• _WHAT IS EXPECTED_
For the data below, count the lines that have the string "arguments" and state that number by itself.

#### DATA PROVIDED

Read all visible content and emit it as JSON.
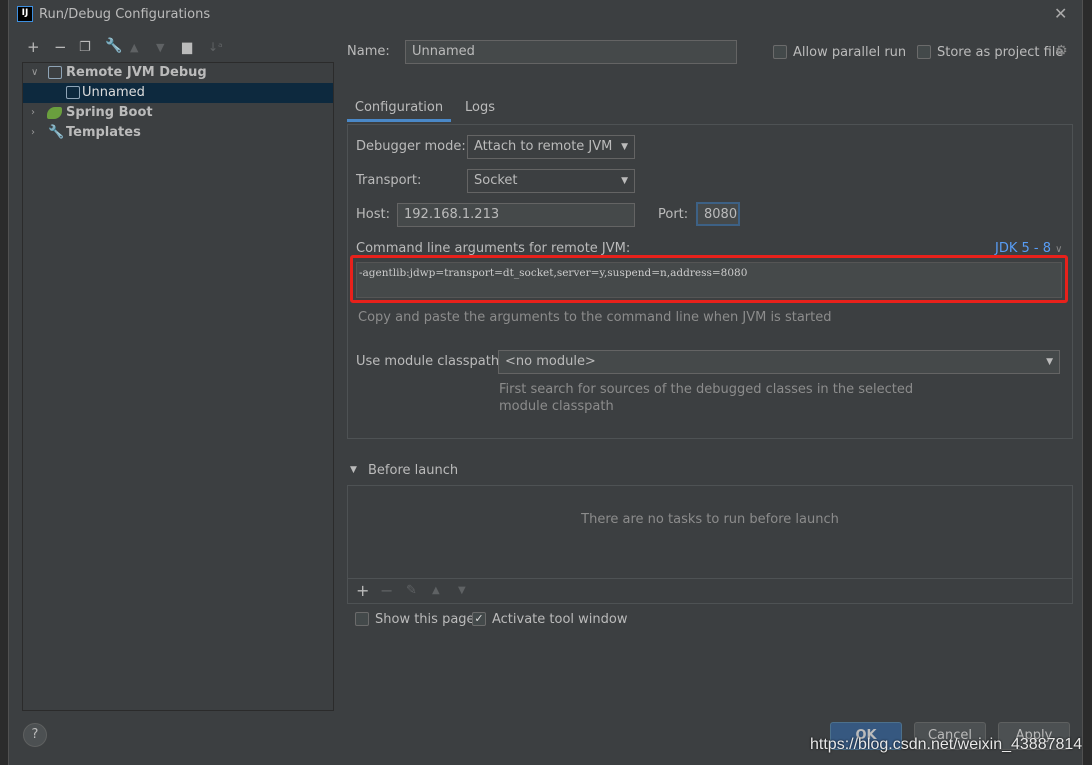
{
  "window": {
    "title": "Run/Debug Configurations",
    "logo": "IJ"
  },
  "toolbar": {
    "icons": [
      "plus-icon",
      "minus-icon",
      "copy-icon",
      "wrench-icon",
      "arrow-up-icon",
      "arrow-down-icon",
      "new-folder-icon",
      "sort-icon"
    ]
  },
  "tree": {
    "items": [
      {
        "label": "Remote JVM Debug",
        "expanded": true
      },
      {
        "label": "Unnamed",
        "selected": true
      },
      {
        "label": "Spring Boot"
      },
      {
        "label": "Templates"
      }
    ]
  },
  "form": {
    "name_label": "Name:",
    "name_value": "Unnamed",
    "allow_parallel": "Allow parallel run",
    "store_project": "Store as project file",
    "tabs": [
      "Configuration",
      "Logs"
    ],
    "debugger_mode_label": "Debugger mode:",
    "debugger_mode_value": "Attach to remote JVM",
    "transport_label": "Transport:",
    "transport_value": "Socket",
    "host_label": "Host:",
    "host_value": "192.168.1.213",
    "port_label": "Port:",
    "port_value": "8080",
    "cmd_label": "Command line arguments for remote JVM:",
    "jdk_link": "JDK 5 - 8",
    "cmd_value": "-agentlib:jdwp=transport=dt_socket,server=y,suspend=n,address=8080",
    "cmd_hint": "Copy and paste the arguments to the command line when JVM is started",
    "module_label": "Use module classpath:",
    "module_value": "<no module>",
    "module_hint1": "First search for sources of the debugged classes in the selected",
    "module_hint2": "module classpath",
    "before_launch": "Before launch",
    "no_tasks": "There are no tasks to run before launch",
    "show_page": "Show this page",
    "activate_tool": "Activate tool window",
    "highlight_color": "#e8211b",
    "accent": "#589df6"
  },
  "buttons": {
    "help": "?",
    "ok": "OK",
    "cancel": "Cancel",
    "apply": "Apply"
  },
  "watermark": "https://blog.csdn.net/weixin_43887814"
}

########

• _EXERCISE ANSWER_
2